Lines with the word "contact" in them must be copied from the records below.

Stored data:
# # # # #

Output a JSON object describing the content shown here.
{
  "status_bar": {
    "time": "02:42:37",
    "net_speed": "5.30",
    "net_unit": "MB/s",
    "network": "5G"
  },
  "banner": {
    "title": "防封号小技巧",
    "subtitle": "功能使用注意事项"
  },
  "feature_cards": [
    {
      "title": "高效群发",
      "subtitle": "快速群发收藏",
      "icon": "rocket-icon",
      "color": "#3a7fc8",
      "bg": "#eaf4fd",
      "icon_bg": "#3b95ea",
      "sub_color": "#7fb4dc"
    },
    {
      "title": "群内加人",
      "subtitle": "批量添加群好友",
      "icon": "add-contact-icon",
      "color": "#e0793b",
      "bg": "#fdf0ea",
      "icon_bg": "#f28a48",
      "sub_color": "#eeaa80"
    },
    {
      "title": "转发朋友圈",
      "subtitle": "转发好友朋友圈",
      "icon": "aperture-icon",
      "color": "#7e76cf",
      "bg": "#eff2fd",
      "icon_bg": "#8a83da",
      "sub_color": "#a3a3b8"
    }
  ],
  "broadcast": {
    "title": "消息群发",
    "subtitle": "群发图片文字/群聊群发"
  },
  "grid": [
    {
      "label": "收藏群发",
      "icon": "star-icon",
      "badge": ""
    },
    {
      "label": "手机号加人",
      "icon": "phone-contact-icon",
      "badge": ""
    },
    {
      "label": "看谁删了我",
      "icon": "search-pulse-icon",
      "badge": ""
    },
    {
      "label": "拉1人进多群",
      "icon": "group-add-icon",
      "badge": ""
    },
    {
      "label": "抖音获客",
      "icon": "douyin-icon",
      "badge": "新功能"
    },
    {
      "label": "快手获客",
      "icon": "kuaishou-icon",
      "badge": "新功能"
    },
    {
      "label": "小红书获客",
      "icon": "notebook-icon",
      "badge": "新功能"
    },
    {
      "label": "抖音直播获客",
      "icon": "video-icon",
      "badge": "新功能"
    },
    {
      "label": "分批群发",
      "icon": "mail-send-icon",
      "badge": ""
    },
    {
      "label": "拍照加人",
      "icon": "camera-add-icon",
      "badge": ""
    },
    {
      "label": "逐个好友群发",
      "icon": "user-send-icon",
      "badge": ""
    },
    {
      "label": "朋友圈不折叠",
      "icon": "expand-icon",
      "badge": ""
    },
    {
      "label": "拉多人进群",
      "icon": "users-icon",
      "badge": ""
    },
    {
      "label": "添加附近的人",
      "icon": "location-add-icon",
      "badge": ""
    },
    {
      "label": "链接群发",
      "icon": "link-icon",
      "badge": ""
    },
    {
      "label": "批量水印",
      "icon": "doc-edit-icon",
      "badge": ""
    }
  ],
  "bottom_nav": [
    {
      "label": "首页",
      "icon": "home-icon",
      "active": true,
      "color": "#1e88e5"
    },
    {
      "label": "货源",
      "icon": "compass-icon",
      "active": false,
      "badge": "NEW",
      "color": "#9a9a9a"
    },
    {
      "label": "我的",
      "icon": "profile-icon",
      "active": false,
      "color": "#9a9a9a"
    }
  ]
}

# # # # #

Written answer:
      "icon": "add-contact-icon",
      "icon": "phone-contact-icon",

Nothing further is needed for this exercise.